This story was chosen by Novels in Progress to represent their organization in the Columbus Invitational Arts Competition.
Heart of a Were
Strongheart surveyed the small valley before him lying under the clear moonlit sky. Something was amiss this night, something that made him edgy and nervous. His companion, Lightfoot, stood head up tasting the wind. Her fur, gray and brown and black, each hair tipped with a diamond of magic, brushed his muzzle as she passed him. Her warm scent distracted him from his surroundings.
They had been together for a year now, but only on the three nights of the full moon, and only when the moon shone bright and pure, and revealed by the absence clouds. What name she went by as a human remained a mystery to him – a mystery he knew he would one day have to solve so that they would be together in both worlds.
Strongheart first met Lightfoot on a night when he ran the ridges to the north of the farm. He caught her scent and went looking for her, angry his territory had been invaded. When he cornered her along a dried streambed, she snarled at him and snapped. Her lack of fear combined with her strength and splendor captivated him – so he let her live. Wolves mated for life. Yet, never during those moon times had she been in heat, so they had never become a true pair. Even so, he often speculated about her identity.
He truly wanted to know her as a human. As a wolf, he could read her emotions with a twitch of an ear, a flip of the tail, a turn of the head. His nose, always his nose, would tell him so much more – but not her daylight identity and not where she lived. Once he thought to give her his name by writing it on a piece of paper and taking it to her. It took all his concentration to force his wolf-self to carry it to their meeting place. She picked it up, dropped it, and left it there in the brush. After all, paper meant nothing to a wolf.

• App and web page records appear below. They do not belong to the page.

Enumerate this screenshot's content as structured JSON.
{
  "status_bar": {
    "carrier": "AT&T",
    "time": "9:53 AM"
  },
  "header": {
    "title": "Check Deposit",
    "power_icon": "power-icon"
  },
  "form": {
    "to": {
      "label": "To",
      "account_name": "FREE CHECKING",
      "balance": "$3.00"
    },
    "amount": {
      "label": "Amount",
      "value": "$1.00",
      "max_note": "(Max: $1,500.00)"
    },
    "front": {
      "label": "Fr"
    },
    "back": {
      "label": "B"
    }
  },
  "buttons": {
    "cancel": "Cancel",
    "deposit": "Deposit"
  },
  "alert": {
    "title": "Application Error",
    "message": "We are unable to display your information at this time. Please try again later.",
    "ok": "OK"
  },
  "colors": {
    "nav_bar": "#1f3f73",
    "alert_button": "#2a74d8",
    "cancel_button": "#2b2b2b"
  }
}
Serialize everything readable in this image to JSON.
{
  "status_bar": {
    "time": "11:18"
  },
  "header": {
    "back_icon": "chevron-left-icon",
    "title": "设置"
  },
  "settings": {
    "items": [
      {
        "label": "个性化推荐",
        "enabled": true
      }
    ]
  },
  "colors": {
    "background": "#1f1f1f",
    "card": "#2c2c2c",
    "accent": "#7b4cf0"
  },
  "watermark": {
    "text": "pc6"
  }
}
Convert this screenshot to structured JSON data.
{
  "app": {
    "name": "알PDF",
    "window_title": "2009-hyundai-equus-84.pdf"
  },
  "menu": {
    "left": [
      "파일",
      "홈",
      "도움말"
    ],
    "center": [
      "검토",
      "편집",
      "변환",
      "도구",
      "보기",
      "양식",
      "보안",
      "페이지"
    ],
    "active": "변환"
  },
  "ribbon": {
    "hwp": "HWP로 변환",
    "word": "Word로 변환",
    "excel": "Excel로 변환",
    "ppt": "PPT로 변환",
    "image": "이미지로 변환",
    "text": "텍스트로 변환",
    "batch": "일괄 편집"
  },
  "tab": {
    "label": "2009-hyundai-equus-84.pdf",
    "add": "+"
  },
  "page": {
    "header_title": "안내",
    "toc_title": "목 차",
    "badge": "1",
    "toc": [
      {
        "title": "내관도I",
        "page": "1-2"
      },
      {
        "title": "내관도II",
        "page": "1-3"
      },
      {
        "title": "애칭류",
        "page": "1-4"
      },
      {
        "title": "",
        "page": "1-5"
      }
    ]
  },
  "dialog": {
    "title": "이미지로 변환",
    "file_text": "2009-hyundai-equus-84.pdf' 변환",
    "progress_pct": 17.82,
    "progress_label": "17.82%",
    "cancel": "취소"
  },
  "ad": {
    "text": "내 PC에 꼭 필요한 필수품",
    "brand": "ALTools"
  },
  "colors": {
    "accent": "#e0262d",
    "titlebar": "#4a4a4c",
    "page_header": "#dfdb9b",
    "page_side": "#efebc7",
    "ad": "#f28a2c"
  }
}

Strongheart had been turned at a very young age. He knew people thought being a werewolf cursed him forever. When he walked under the sun in the form of a young man, he understood that concept. Yet now when the darkness quivered with sound and taste, and more – smells, it wasn’t a curse, it was enlightenment. The ability to separate odors revealed the true difference between a man and a wolf; a man viewed the world through his eyes, while a wolf understood through his nose. Beyond that, the wolf’s freedom from the everyday human life and work served as a balm to his aching spirit.
His mother blamed herself for his change. Years before, he had read the diary she kept in her dresser drawer. She had been born to a poor family of strict values. When she had become pregnant at sixteen by a man who had drifted through her life like a brief summer storm, she refused to give up her child. Her family had turned her out into the world. Alone and without support, she wandered for awhile with him in tow. At last, she found a job as a groom for a farmer who kept draft horses and a few hunters for sport. She worked long hours. In return, the farmer let her have a small cottage as part of her wage. Summers weren’t bad but the trials of winter with the need for fuel and extra clothes were always a hardship.

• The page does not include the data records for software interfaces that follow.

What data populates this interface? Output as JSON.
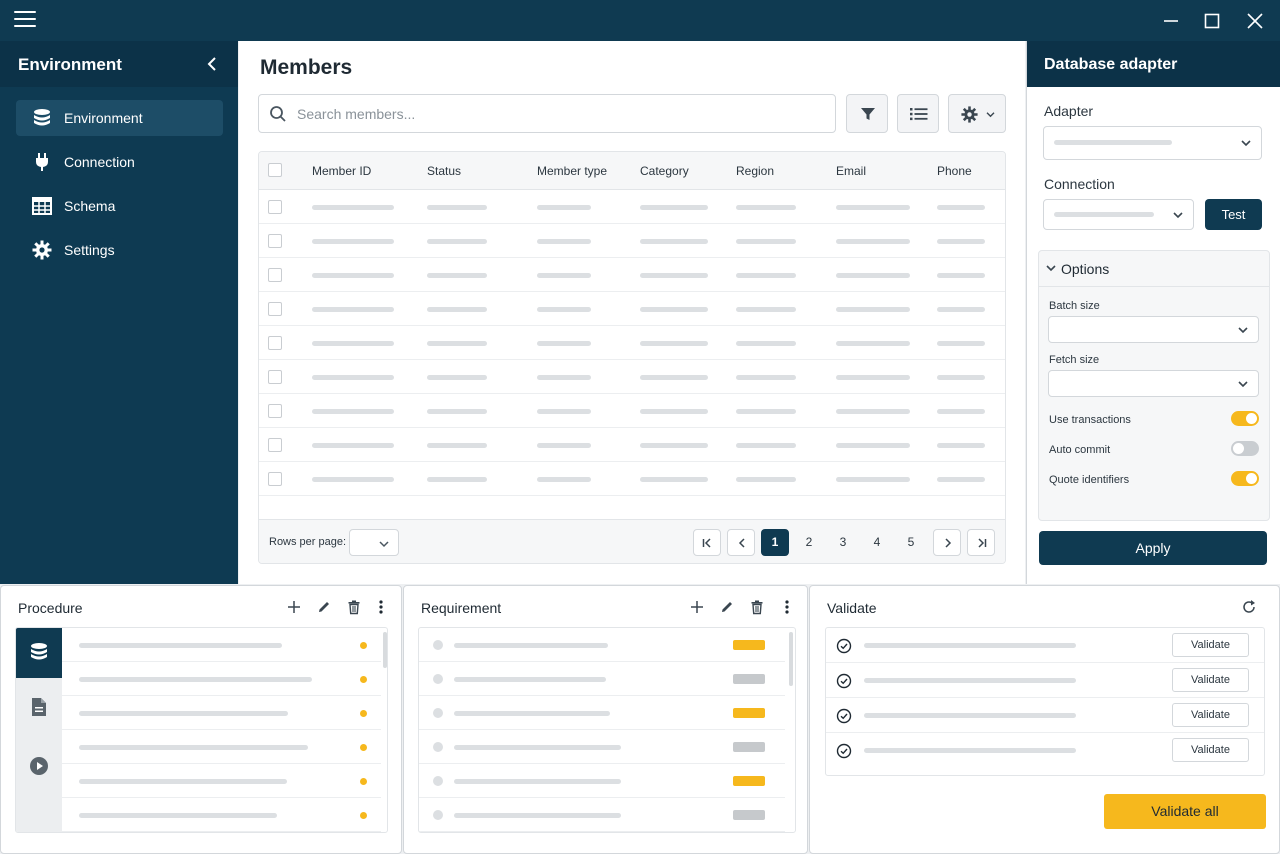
{
  "sidebar": {
    "title": "Environment",
    "items": [
      {
        "label": "Environment",
        "icon": "database-icon",
        "active": true
      },
      {
        "label": "Connection",
        "icon": "plug-icon",
        "active": false
      },
      {
        "label": "Schema",
        "icon": "table-icon",
        "active": false
      },
      {
        "label": "Settings",
        "icon": "gear-icon",
        "active": false
      }
    ]
  },
  "main": {
    "title": "Members",
    "search_placeholder": "Search members...",
    "columns": [
      "Member ID",
      "Status",
      "Member type",
      "Category",
      "Region",
      "Email",
      "Phone"
    ],
    "row_count": 9,
    "footer": {
      "rows_per_page_label": "Rows per page:",
      "pages": [
        "1",
        "2",
        "3",
        "4",
        "5"
      ],
      "current_page": "1"
    }
  },
  "right_panel": {
    "title": "Database adapter",
    "adapter_label": "Adapter",
    "connection_label": "Connection",
    "test_label": "Test",
    "options_title": "Options",
    "batch_size_label": "Batch size",
    "fetch_size_label": "Fetch size",
    "toggles": [
      {
        "label": "Use transactions",
        "on": true
      },
      {
        "label": "Auto commit",
        "on": false
      },
      {
        "label": "Quote identifiers",
        "on": true
      }
    ],
    "apply_label": "Apply"
  },
  "procedure": {
    "title": "Procedure",
    "tabs": [
      "database-icon",
      "document-icon",
      "play-icon"
    ]
  },
  "requirement": {
    "title": "Requirement",
    "badges": [
      "amber",
      "gray",
      "amber",
      "gray",
      "amber",
      "gray"
    ]
  },
  "validate": {
    "title": "Validate",
    "button_label": "Validate",
    "rows": 4,
    "validate_all_label": "Validate all"
  },
  "colors": {
    "navy": "#0f3a51",
    "accent": "#f6b81d",
    "toggle_off": "#c9cdd1",
    "placeholder": "#dcdfe2"
  }
}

On the autumn night his mother turned eighteen and was starved for laughter and music, she had bundled him in warm blankets on the bed and left him home alone while she took herself off to the pub down the road for an hour of light-hearted drinking and companionship.

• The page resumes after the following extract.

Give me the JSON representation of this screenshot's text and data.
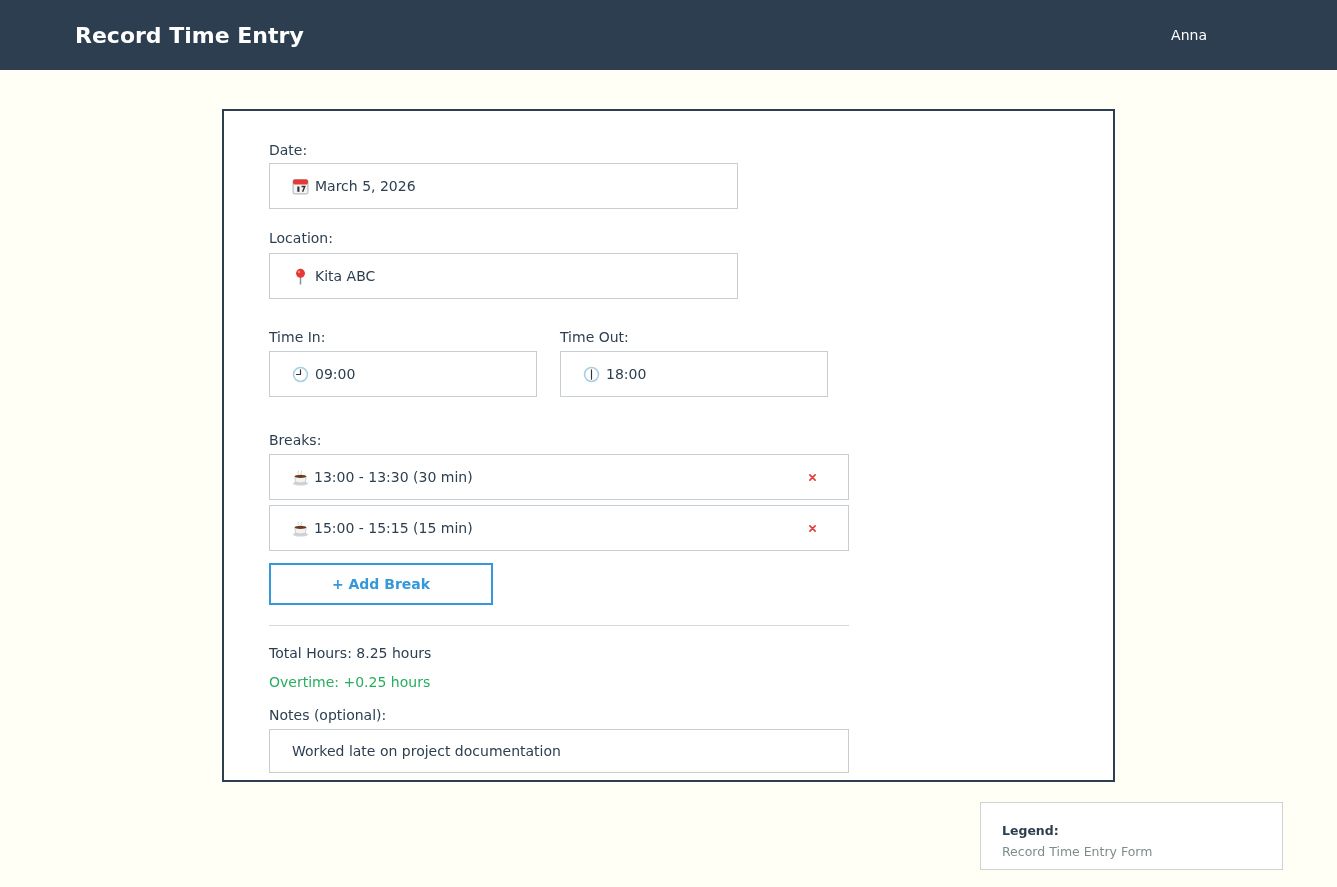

He awoke to find a large furry face with yellow-green eyes peering at him. He remembered how he laughed when a puff of warm breath struck his face. He knew now the werewolf had teetered on the brink of killing him. If he struggled or screamed the wolf would have ripped his throat out. His laughter, on the contrary, must have stirred a paternal response. The werewolf licked his face. Then it nipped him just enough to break the skin…just enough to change his life forever.